Amine Belaicha agreed that there is difficulty in defining “social entrepreneurship”. Amine runs a private investment firm that provides development services to businesses in North Africa and the Middle East. He said that to be an entrepreneur is to be a social entrepreneur because there will always be some social impact in business. Creating jobs and hiring people creates the chain effect of better workers, better education, and a better economy. Alongside this simple truth, Amine maintains that to be a successful investor, one “needs to have a social perspective” and truly consider the social impact because “the environment requires it”. In other words, being socially savvy is part of good business.

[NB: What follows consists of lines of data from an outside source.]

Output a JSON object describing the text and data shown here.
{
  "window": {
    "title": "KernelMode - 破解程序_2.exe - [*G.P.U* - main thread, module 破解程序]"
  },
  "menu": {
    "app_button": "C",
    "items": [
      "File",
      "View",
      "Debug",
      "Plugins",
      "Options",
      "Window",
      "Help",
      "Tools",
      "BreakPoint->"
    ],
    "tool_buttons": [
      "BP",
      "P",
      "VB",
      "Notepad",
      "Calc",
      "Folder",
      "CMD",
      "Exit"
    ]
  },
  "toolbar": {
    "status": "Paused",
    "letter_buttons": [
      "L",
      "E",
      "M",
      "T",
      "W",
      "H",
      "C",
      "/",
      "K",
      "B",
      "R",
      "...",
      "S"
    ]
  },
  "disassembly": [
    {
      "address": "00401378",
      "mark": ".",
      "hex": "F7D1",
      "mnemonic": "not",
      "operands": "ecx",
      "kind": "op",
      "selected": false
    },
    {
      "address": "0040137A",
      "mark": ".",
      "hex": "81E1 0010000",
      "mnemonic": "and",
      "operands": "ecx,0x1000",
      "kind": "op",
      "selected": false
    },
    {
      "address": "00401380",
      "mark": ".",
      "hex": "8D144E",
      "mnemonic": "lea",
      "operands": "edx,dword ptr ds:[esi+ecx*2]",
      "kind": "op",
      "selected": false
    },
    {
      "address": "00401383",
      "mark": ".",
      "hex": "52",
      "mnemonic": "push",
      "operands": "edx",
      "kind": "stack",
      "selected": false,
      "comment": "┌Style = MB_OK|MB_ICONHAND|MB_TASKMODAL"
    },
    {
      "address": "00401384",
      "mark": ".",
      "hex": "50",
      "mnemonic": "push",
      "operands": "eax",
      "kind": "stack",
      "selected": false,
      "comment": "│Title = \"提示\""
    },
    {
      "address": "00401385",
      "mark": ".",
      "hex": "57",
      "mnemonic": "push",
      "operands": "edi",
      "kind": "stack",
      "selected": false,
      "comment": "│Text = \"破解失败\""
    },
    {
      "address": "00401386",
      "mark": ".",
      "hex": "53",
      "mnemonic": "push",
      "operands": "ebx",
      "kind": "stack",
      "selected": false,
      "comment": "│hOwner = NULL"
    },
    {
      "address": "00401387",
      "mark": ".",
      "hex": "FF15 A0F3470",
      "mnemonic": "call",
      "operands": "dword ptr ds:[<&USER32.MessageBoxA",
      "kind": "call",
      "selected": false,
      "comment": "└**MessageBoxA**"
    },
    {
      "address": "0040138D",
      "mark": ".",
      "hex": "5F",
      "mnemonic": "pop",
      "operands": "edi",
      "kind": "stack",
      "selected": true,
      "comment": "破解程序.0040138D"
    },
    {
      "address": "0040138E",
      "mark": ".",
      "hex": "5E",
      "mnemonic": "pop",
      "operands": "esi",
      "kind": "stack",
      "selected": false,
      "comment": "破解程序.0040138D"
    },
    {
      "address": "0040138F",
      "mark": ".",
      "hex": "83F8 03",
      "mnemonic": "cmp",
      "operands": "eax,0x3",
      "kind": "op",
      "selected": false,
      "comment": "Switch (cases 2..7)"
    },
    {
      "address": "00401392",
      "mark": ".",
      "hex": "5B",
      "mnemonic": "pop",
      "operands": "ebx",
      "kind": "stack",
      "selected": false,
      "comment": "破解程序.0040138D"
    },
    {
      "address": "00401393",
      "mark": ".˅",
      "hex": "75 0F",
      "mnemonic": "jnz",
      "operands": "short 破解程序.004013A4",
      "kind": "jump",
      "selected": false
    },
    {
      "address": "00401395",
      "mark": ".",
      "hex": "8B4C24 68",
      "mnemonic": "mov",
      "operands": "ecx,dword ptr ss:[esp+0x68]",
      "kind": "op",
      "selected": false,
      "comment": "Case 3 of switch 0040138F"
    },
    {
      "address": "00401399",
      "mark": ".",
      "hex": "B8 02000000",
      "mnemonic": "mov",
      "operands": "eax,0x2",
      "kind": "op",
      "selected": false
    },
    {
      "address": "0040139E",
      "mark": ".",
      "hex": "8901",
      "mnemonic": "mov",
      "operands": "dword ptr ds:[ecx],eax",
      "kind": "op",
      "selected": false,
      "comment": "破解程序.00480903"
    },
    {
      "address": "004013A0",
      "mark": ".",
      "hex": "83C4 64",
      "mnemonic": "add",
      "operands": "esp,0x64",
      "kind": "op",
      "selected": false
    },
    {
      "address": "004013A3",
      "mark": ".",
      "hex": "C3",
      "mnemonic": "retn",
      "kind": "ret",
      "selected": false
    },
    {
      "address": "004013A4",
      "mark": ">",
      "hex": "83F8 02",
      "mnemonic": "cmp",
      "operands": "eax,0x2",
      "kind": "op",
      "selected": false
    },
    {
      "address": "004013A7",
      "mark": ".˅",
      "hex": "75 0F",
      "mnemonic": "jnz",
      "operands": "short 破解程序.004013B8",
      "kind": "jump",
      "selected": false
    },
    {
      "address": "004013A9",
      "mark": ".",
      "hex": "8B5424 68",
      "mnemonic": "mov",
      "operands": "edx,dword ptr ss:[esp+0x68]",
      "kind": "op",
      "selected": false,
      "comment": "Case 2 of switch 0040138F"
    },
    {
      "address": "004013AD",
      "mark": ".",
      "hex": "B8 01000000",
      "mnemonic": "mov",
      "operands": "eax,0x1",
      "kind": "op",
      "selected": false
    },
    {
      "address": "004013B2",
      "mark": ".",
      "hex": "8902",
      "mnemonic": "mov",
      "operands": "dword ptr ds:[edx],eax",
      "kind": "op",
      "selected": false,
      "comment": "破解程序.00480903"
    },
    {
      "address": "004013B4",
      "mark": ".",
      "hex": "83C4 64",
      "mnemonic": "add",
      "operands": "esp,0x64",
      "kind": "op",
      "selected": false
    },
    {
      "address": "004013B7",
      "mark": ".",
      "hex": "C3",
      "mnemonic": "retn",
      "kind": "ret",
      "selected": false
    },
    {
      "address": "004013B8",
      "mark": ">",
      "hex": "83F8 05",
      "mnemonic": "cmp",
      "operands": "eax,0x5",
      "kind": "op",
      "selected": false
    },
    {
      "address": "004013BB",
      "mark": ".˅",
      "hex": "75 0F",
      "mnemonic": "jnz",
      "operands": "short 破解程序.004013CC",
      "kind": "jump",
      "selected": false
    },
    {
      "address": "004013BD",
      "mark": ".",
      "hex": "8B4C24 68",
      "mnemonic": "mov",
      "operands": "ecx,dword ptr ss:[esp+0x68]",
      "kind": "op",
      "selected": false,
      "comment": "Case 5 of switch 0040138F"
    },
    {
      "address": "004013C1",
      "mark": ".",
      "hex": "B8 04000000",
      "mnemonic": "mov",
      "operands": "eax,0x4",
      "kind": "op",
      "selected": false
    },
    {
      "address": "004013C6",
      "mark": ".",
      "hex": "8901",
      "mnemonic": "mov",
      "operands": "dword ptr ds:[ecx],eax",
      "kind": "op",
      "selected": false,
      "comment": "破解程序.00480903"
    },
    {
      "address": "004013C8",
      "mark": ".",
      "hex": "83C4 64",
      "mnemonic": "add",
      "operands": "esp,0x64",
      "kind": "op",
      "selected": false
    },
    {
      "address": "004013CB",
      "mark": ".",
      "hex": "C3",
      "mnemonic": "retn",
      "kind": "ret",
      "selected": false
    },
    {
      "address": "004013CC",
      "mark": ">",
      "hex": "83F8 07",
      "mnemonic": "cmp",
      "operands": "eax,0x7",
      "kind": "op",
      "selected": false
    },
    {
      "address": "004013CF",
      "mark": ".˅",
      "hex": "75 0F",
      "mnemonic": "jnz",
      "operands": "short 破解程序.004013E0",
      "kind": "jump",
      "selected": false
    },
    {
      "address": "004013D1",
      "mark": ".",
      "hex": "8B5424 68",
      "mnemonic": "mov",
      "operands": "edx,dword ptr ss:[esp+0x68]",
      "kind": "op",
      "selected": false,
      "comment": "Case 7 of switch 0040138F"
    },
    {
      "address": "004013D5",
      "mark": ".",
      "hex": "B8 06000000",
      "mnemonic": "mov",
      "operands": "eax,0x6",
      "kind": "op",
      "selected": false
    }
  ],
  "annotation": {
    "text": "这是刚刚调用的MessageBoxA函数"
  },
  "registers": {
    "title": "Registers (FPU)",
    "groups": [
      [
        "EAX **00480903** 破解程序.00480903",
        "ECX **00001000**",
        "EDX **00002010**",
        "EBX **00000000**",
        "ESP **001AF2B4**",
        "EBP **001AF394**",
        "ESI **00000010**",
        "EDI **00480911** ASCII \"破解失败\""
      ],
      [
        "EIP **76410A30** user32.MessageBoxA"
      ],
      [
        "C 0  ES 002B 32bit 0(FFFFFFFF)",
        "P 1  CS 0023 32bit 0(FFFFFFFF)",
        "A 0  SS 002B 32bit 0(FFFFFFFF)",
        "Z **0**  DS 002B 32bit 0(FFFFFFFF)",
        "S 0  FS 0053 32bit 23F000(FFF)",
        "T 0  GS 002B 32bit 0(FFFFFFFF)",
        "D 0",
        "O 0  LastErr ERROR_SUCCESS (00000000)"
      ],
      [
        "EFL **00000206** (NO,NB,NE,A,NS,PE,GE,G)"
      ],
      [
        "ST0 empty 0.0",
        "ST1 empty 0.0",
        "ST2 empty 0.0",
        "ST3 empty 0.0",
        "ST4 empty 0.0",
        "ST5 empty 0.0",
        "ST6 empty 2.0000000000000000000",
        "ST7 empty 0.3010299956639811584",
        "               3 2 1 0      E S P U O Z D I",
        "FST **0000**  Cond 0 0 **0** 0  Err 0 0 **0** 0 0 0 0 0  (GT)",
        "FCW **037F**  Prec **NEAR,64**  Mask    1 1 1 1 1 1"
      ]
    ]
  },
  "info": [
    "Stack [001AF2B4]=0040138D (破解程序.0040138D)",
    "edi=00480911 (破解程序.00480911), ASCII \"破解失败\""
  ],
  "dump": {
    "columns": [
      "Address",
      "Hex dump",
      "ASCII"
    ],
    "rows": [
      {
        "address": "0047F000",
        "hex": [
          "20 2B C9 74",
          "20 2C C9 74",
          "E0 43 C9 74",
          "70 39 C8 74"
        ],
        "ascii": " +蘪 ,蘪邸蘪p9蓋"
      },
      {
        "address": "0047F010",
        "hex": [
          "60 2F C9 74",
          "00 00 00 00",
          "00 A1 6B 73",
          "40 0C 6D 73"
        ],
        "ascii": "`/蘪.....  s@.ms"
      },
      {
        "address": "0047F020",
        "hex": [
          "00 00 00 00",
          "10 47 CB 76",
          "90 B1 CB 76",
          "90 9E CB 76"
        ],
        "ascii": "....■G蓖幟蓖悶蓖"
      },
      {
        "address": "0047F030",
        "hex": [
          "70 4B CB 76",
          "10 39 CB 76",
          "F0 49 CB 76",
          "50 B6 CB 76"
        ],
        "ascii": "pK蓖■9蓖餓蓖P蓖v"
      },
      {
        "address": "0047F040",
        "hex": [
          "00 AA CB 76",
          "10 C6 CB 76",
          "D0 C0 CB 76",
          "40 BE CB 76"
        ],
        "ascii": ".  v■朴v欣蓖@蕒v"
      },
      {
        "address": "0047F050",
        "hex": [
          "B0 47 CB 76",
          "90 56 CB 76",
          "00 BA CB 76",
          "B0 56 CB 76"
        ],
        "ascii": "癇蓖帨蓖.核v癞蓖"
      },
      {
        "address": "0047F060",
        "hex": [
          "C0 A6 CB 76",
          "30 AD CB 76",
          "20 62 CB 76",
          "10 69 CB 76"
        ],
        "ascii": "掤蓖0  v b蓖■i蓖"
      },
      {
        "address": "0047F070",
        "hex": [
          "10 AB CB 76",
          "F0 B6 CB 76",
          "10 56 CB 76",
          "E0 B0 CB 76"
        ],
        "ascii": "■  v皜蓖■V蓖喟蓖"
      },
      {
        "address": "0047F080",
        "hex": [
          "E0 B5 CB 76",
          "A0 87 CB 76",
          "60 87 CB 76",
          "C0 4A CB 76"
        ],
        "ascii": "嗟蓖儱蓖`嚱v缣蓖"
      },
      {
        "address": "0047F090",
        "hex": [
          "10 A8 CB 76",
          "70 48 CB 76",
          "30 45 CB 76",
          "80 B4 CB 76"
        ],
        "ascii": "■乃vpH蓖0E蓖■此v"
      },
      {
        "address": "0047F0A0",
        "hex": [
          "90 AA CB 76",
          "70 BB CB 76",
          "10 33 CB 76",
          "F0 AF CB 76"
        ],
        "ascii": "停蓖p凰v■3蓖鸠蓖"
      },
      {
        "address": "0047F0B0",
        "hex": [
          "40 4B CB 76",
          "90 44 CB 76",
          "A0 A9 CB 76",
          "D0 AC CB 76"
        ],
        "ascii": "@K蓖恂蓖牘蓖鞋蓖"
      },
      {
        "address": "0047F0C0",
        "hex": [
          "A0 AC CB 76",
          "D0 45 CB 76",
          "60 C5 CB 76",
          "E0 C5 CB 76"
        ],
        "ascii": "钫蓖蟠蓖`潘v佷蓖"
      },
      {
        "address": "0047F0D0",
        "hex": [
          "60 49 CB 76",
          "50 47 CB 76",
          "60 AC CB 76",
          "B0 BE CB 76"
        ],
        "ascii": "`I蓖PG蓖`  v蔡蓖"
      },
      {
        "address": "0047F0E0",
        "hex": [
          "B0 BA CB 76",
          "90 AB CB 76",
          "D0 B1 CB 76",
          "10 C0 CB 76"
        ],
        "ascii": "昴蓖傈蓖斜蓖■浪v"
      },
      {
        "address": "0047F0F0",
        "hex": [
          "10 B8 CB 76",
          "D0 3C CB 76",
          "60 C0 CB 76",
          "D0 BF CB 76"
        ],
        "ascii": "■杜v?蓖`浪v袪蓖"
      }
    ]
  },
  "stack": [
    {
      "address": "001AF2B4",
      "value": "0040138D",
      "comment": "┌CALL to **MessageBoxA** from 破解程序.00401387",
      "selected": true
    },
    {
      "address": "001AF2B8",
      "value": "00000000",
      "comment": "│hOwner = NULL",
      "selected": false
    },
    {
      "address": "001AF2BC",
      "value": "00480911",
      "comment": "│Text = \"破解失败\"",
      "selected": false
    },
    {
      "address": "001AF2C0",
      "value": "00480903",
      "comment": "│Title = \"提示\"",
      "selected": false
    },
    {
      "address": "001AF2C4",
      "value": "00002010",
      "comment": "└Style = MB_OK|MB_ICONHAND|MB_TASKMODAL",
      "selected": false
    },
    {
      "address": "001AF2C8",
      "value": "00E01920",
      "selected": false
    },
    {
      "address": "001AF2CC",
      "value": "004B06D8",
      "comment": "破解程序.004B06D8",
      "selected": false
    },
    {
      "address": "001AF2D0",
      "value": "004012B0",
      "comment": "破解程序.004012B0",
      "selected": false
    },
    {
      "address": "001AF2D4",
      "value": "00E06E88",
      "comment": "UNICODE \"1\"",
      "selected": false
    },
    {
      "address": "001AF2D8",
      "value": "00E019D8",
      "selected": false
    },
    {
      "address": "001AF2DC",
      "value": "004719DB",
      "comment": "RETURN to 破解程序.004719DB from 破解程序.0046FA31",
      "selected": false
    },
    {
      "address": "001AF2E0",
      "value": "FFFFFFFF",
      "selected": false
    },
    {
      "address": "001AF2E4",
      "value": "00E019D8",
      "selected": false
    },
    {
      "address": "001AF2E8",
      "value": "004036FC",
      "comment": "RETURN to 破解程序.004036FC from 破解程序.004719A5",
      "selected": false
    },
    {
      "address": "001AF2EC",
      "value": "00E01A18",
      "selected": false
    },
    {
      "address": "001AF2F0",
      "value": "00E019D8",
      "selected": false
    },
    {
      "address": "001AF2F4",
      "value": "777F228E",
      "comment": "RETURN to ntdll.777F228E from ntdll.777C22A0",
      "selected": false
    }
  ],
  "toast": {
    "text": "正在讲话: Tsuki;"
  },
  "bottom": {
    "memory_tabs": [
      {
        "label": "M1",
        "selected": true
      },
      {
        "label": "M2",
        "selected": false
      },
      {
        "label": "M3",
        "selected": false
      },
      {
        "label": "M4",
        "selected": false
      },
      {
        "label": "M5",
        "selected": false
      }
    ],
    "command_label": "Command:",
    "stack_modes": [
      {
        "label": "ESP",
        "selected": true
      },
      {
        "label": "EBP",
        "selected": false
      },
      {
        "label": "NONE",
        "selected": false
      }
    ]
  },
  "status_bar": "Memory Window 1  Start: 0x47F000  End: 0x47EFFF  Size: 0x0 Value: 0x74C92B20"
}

Sometimes, however, the private sector is not the best candidate for effecting change. Simon pointed out that business models do not always have solutions to problems such as the lack of public goods that ought to be free for all. The conversation so shifted to the efficacy of nonprofits. Amine noted that both for-profit and not-for-profit or nonprofit sectors can have positive and negative social impact; it is wrong to assume that for-profits are necessarily somehow exploitative or that nonprofits are necessarily only good for the people. Ruchi Yadav, a women’s rights and campaigns activist in India, is involved in the nonprofit sector. Though she deeply cares for social welfare and invests her efforts in nonprofit, she realizes that the success and impact of nonprofits is hard to measure and evaluate. This is because nonprofits are largely self-monitored. Sisonke Msimang agreed, remarking that many times foreign aid can be given without careful regard to the type of aid needed. There can also be negative social impacts, and no one asks questions about do-gooders. According to Sisonke, though people may ask about the allocation of funds in nonprofits, people do not ask about potentially harmful practices done by nonprofits.
Shana Schneider, who worked to start the Yale Entrepreneurial Institute, made a case for the potential nonexistence of the term “social entrepreneurship”, because it is something that we should “just do without labeling”. She predicted that in perhaps in twenty years, businesses will realize that it is in their best interest along with everyone else’s to have a positive social impact.
Like Patrick Struebi with the Peruvian miners, the best strategy in business and welfare is for people at the top of the socioeconomic food chain to truly see and understand the people at the bottom. Whether this can be labeled as “social entrepreneurship” or just “good business” is still in debate.
Lauren Beversluis is a freshman in Calhoun College. Contact her at firstname.lastname@example.org.